Having a Virtual Private Server (VPS) at a hosting company is probably the best and most common option for running a full node.
There are many companies offering a VPS for good prices. Make sure not to take a VPS platform which is based on Virtuozzo or OpenVZ. Performance is not best and I personally don’t like the fact the hosting company can see what processes I am running on my private server.
Also, a good advice is not to take a contract for a year, but try to find hosting service with pay-per-hour or monthly contract. Be aware that some VPS hosting such as SSDNodes had reports by fullnode operators that their contracts have been suspended due to running “crypto” software (IRI).
The minimum recommendation is to have a node with at least 4GB RAM, 2 cores and minimum 60GB harddrive (SSD preferably).
For better performance, at least 6GB RAM and 4 cores are necessary (for example when running consul and consul-haproxy-template for load balancing)
When you purchase a VPS you are often given the option which operating system (Linux of course) and which distribution to install on it.
The installer was tested on Ubuntu (LTS only), CentOS and Debian versions:
- Ubuntu 16.04 (amd64) Server Cloud Image (Xenial)
- Ubuntu 17.04 (amd64) Server Cloud Image (Zesty)
- Ubuntu 18.04 (amd64) Server Cloud Image (Bionic)
- Ubuntu 16.04, 17.10 and 18.04 (amd64) Server image ISO
- Debian 9.5 x86_64 image for OpenStack
- Debian 10. x86_64 image for OpenStack
- CentOS 7.x x86_64 Generic Cloud Image or CentOS Minimal ISO
- CentOS 8.x x86_64 Minimal ISO
As mentioned above only LTS versions of Ubuntu are supported (e.g. 18.04 and not 18.10)
This installation does not support operating systems with pre-installed panels such as cpanel, whcms, plesk etc. If you can, choose a “bare” system.
Some VPS providers provide a custom OS installation (Ubuntu, Debian or CentOS) with additional software installed (LAMP, cpanel etc). These images will not work nicely with the installer. In some cases, VPS providers modify images and might deliver operating systems that will be incompatible with this installer.
Accessing the VPS¶
Once you have your VPS deployed, most VPS hosting provide a terminal (either GUI application or web-based terminal). Using the terminal you can login to your VPS’s command line.

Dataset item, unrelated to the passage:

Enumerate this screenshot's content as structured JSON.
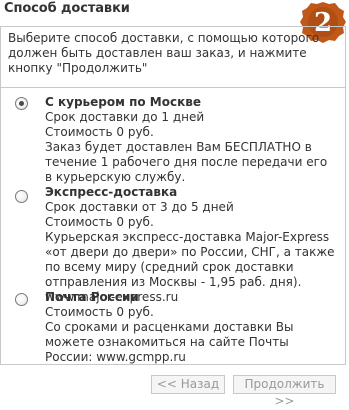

You most probably received a password with which you can login to the server. This can be a ‘root’ password, or a ‘privileged’ user (with which you can access ‘root’ privileges).
The best way to access the server is via a Secure Shell (SSH).
If your desktop is Mac or Linux, this is native on the command line. If you use Windows, I recommend installing Putty
There are plenty of tutorials on the web explaining how to use SSH (or SSH via Putty). Basically, you can use a password login or SSH keys (better).